(Interface dataset entries)
══════
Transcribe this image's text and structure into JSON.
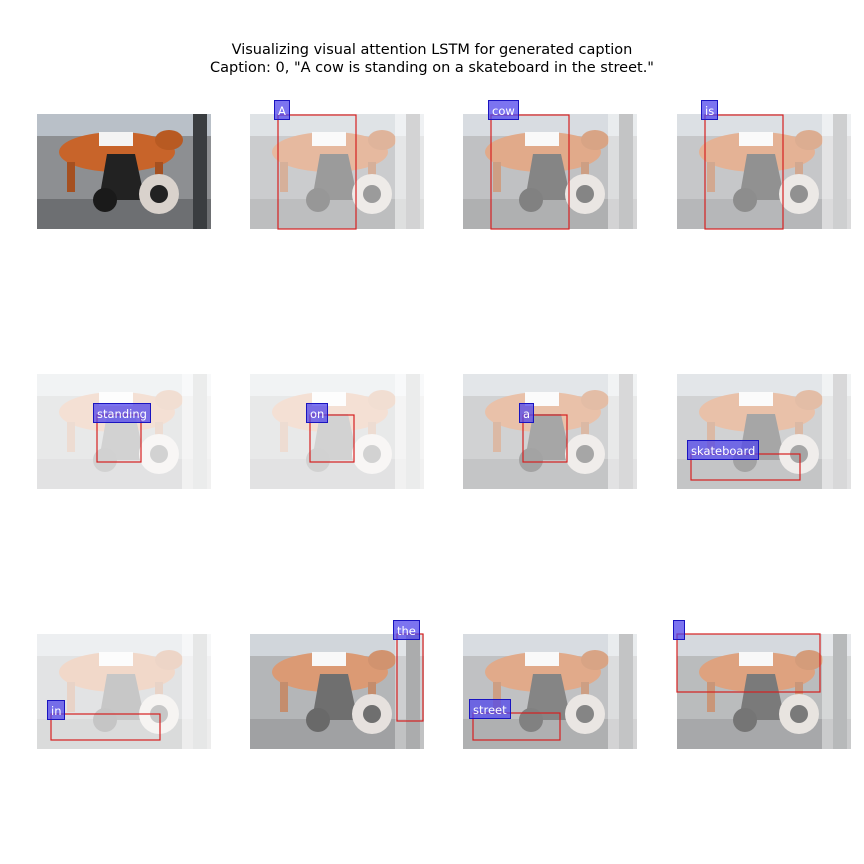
{
  "figure": {
    "title_line1": "Visualizing visual attention LSTM for generated caption",
    "title_line2": "Caption: 0, \"A cow is standing on a skateboard in the street.\""
  },
  "panels": [
    {
      "word": null,
      "kind": "original"
    },
    {
      "word": "A"
    },
    {
      "word": "cow"
    },
    {
      "word": "is"
    },
    {
      "word": "standing"
    },
    {
      "word": "on"
    },
    {
      "word": "a"
    },
    {
      "word": "skateboard"
    },
    {
      "word": "in"
    },
    {
      "word": "the"
    },
    {
      "word": "street"
    },
    {
      "word": ""
    }
  ],
  "colors": {
    "box_outline": "#d62020",
    "label_fill": "#5046eb",
    "cow_body": "#c8642a",
    "scooter": "#222222"
  }
}
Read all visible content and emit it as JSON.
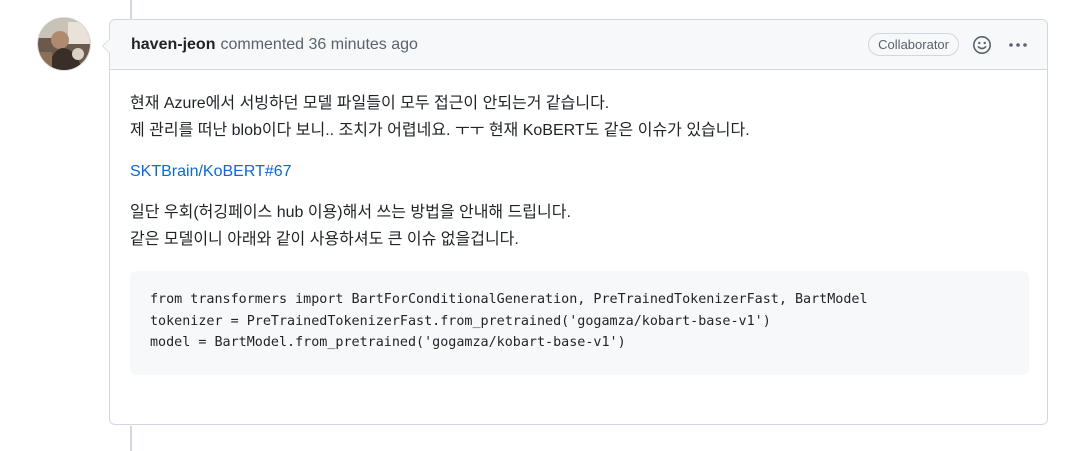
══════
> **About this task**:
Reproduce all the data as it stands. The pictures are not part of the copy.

> **Written solution**:
Transcribe this image's text and structure into JSON.
{
  "figure": {
    "title_line1": "Visualizing visual attention LSTM for generated caption",
    "title_line2": "Caption: 0, \"A cow is standing on a skateboard in the street.\""
  },
  "panels": [
    {
      "word": null,
      "kind": "original"
    },
    {
      "word": "A"
    },
    {
      "word": "cow"
    },
    {
      "word": "is"
    },
    {
      "word": "standing"
    },
    {
      "word": "on"
    },
    {
      "word": "a"
    },
    {
      "word": "skateboard"
    },
    {
      "word": "in"
    },
    {
      "word": "the"
    },
    {
      "word": "street"
    },
    {
      "word": ""
    }
  ],
  "colors": {
    "box_outline": "#d62020",
    "label_fill": "#5046eb",
    "cow_body": "#c8642a",
    "scooter": "#222222"
  }
}
Read all visible content and emit it as JSON.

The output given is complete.